SOUTH PORTLAND — The City Council on Monday unanimously approved a resolution condemning violence and hate.
Residents packed council chambers at City Hall to share their views and stand up to what some believe is a growing hatred towards immigrants due to the policies of the Trump administration.
Also at the meeting, the council approved transferring $500,000 to the Clear Skies Ordinance Legal Defense Fund, approved a rezoning ordinance, and voted to confirm Scott Morelli as the next city manager.
The new resolution condemns violence and hate speech, and expresses solidarity with Muslims and all those targeted for their ethnicity, race or religion.
Resident Bruce Bennett, who is black, spoke in support of the resolution, saying he is “so proud of my city.”
“This is personal. This is a very big step and I am in support of this resolution. We all need each other,” Bennett said.
State Sen. Rebecca Millett, a Democrat who represents South Portland, Cape Elizabeth and part of Scarborough, said, “Anti-Muslim rhetoric has made way for anti-Muslim policy at the highest levels of our government. The targeting of Muslims and immigrants has added fuel to hurtful and dangerous stereotypes, threatening the safety of Muslim Americans, including those right here in Maine.”
The Trump administration in late January approved a travel ban from seven Muslim-majority countries, touching off protests across the nation, including in Portland.
“I believe it is critical for elected officials like us to speak up in the face of this resurgent intolerance,” Millett said. “It’s crucial to speak up because while the bigots often can command the largest microphones, their voices are not the voices of most Mainers.”
Resident Roberta Zuckerman agreed that being silent would allow “the voices of hate and bigotry to prevail.”
South Portland resident Adrian Dowling said “These families and individuals who came here are not so different than ourselves. I want to stand here today and say that as a community we are not going to go down this road …. We will stand shoulder to shoulder. We will defend these people when they are attacked”

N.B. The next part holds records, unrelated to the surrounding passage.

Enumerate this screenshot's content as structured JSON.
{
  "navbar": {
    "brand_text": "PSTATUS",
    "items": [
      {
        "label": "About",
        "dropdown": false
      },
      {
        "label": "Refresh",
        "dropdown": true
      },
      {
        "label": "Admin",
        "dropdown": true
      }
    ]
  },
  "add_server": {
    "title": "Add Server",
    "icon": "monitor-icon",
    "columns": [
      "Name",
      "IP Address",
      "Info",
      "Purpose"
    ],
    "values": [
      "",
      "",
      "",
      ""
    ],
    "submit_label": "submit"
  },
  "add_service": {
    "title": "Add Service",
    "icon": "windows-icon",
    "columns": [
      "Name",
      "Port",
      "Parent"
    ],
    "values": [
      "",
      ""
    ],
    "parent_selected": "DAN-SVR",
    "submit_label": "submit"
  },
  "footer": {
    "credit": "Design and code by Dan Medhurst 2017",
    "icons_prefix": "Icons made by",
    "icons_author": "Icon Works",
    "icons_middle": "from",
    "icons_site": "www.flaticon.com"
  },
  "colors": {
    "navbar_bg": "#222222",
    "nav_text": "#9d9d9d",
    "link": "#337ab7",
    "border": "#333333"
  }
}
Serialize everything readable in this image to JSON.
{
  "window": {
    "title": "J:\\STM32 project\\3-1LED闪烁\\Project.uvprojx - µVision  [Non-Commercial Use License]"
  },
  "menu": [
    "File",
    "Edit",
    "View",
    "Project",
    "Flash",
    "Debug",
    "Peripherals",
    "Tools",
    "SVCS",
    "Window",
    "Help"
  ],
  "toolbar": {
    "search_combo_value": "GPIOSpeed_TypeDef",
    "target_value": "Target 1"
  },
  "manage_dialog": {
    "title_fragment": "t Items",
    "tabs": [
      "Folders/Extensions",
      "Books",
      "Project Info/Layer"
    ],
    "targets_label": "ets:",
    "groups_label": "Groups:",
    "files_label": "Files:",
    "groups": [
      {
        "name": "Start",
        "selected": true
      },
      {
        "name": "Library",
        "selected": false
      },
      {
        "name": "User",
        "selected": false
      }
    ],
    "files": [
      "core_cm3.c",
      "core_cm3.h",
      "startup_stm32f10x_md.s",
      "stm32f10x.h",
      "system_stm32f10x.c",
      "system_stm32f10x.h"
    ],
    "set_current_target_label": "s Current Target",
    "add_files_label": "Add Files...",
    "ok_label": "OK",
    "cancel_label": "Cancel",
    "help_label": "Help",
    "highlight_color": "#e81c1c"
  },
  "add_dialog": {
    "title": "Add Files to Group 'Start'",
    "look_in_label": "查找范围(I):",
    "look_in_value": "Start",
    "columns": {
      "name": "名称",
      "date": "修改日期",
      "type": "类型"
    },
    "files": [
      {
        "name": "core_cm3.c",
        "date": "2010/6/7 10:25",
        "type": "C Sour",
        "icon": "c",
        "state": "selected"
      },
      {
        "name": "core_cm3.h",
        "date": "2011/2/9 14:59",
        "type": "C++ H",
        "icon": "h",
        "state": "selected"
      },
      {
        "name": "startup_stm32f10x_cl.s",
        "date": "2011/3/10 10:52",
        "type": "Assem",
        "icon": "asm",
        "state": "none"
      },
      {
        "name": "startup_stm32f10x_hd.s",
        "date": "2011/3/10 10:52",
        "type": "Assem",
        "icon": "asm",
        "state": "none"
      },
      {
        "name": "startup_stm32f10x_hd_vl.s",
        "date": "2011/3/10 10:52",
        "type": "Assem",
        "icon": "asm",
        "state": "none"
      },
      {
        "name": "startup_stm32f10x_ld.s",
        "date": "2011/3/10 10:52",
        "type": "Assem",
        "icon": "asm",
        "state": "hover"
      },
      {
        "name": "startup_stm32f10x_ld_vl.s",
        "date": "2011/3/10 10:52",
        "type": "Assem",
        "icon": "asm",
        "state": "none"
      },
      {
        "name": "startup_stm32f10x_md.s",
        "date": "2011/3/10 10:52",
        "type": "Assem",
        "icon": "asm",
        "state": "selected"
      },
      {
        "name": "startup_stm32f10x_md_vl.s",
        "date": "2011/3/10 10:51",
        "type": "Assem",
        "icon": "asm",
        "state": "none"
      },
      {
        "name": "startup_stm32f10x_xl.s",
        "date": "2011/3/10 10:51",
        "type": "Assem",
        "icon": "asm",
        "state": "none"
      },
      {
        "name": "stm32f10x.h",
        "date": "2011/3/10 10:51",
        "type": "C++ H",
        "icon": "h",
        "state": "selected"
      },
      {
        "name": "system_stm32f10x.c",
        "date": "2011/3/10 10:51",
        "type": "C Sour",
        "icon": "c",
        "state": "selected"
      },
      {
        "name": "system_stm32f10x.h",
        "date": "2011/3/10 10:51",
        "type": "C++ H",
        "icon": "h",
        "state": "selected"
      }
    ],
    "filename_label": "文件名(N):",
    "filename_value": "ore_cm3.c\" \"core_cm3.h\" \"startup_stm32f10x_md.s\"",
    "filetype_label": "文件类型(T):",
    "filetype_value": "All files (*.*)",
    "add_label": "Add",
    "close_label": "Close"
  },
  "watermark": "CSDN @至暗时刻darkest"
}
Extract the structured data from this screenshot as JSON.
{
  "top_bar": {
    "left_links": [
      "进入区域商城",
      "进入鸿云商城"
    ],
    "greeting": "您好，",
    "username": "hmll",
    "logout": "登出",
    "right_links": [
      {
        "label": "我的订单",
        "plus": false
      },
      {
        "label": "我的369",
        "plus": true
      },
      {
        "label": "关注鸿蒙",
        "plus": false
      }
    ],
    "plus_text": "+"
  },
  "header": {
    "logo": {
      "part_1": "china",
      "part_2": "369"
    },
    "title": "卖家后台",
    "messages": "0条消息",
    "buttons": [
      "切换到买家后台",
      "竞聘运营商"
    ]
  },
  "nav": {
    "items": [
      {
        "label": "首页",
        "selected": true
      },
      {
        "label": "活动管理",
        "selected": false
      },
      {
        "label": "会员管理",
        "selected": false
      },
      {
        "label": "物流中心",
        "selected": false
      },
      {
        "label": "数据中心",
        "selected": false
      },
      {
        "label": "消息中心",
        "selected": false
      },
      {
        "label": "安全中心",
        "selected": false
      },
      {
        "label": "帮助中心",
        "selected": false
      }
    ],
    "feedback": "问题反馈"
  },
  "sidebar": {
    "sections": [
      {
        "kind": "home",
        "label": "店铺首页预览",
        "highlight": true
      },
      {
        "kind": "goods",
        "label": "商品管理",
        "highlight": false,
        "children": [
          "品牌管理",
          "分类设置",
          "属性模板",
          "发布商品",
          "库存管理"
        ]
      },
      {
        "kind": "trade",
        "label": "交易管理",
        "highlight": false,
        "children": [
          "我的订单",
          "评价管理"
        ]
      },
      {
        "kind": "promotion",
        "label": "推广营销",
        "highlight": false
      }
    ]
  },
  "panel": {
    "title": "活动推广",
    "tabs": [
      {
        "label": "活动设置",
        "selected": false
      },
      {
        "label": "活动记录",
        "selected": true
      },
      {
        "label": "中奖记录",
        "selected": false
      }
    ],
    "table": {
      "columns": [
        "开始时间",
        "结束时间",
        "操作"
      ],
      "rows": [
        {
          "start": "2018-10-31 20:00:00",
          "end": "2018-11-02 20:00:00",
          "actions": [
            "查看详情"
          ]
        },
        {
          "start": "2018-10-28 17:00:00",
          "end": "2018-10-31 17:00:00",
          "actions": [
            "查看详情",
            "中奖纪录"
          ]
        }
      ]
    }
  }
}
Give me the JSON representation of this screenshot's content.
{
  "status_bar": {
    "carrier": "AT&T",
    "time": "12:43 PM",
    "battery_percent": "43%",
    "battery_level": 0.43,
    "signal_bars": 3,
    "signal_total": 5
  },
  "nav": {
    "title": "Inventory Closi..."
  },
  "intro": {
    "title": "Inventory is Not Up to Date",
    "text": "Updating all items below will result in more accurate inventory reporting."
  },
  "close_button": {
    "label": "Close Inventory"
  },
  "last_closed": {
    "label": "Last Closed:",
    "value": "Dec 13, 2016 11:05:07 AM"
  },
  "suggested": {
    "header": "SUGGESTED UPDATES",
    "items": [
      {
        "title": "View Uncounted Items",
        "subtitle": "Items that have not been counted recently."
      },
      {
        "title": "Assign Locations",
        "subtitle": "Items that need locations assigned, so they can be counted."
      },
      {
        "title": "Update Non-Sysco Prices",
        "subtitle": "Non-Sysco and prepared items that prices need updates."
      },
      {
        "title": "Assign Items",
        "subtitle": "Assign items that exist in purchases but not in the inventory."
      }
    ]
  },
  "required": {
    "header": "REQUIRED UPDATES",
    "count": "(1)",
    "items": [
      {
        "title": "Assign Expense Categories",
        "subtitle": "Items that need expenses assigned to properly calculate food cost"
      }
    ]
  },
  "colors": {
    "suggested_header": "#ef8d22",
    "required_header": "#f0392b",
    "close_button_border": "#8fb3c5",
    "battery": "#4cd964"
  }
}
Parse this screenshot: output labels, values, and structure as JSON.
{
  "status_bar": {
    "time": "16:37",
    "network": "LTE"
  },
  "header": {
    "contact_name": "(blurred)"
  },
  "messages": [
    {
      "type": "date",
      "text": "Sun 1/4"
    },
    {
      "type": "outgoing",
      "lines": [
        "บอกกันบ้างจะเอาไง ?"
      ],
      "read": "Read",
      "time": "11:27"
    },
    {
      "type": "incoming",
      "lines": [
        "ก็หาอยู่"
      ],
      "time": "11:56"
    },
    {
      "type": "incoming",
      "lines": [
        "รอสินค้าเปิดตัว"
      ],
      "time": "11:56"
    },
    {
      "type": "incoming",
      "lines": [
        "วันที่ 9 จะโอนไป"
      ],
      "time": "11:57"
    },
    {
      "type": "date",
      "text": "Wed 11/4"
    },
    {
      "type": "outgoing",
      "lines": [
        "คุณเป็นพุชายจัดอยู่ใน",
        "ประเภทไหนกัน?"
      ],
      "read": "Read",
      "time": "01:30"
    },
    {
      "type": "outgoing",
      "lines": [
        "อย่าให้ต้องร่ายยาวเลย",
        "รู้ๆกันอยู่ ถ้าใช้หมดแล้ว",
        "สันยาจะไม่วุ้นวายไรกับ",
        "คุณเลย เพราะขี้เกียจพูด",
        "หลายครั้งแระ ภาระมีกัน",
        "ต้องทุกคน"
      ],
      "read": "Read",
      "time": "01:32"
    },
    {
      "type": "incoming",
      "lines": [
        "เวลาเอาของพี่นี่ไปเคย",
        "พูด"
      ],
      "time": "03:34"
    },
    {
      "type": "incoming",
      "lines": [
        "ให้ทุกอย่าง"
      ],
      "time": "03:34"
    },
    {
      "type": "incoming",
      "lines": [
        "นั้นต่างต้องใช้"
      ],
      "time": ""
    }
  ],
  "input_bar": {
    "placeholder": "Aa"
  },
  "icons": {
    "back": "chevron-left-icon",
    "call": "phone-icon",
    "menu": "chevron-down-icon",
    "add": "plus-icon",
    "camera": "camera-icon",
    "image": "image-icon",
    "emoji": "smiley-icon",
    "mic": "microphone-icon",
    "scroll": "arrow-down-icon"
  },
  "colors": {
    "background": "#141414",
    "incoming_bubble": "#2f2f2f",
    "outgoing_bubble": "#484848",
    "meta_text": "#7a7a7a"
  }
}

“I am so proud to be a part of this,” Councilor Susan Henderson said. “The news has been depressing for so many weeks and this is a ray of hope … I love Dr. Martin Luther King Jr.’s words: ‘It takes love to get rid of hate.'”
Mayor Patti Smith said she is “amazed and in awe” of South Portland taking a stand on the issue.
The vote was also 6-0 to transfer $500,000 from the city’s unassigned fund balance to the Clear Skies Ordinance Legal Defense Fund. The council also voted to appropriate about $100,000 in donations to the fund.
The ordinance prohibits the bulk loading of crude oil onto tankers and effectively prohibits the pumping of tar sands oil through the Portland-Montreal Pipeline to South Portland, where the fuel could then be transported by ship.
Portland Pipe Line Corp. and the American Waterways Operators sued the city in U.S. District Court two years ago to overturn the ordinance. The case is still in the pre-trial stage.
Through Dec. 31, 2016, South Portland’s total expenditures to defend the lawsuit were just over $1 million.
The council also approved a rezoning ordinance adding restrictions on building in non-conforming residential lots, as well as amending the minimum lot size in residential A and AA zones.
The new ordinance passed 6-1, with Councilor Eben Rose opposed.
Planning and Development Director Tex Haueser said the minimum lot sizes in the A and AA zones were tailored to the existing pattern of the neighborhoods, based on the median existing lots sizes for the neighborhoods, in general.
Under a three-year contract approved Monday, New Gloucester resident Morelli will begin work March 13 at an annual salary of $115,000 that will increase to $120,000 after six months.
“Scott will be a wonderful addition to our community,” Smith said. “Welcome aboard, Scott.”